» TO DO
Search the data for "placeholder" and copy every matching line.

(DATASET CONTENT)

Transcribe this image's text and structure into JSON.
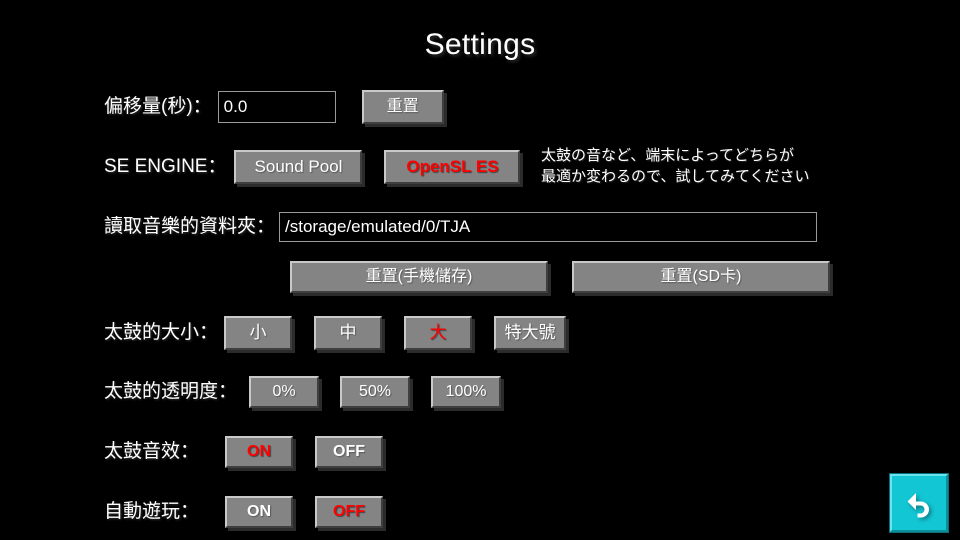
{
  "app": {
    "title": "Settings",
    "background_color": "#000000",
    "accent_selected_color": "#ff0000",
    "button_face_color": "#848484",
    "back_button_color": "#13c6d4"
  },
  "rows": {
    "offset": {
      "label": "偏移量(秒)：",
      "value": "0.0",
      "placeholder": "0.0",
      "reset_label": "重置"
    },
    "se_engine": {
      "label": "SE ENGINE：",
      "options": [
        {
          "label": "Sound Pool",
          "selected": false
        },
        {
          "label": "OpenSL ES",
          "selected": true
        }
      ],
      "hint_line1": "太鼓の音など、端末によってどちらが",
      "hint_line2": "最適か変わるので、試してみてください"
    },
    "music_folder": {
      "label": "讀取音樂的資料夾：",
      "value": "/storage/emulated/0/TJA",
      "placeholder": "/storage/emulated/0/TJA",
      "reset_internal_label": "重置(手機儲存)",
      "reset_sd_label": "重置(SD卡)"
    },
    "drum_size": {
      "label": "太鼓的大小：",
      "options": [
        {
          "label": "小",
          "selected": false
        },
        {
          "label": "中",
          "selected": false
        },
        {
          "label": "大",
          "selected": true
        },
        {
          "label": "特大號",
          "selected": false
        }
      ]
    },
    "drum_opacity": {
      "label": "太鼓的透明度：",
      "options": [
        {
          "label": "0%",
          "selected": false
        },
        {
          "label": "50%",
          "selected": true
        },
        {
          "label": "100%",
          "selected": false
        }
      ]
    },
    "drum_sound": {
      "label": "太鼓音效：",
      "options": [
        {
          "label": "ON",
          "selected": true
        },
        {
          "label": "OFF",
          "selected": false
        }
      ]
    },
    "auto_play": {
      "label": "自動遊玩：",
      "options": [
        {
          "label": "ON",
          "selected": false
        },
        {
          "label": "OFF",
          "selected": true
        }
      ]
    }
  },
  "back_button": {
    "icon": "back-arrow-icon"
  }
}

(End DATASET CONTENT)

» ANSWER TO THIS TASK
      "placeholder": "0.0",
      "placeholder": "/storage/emulated/0/TJA",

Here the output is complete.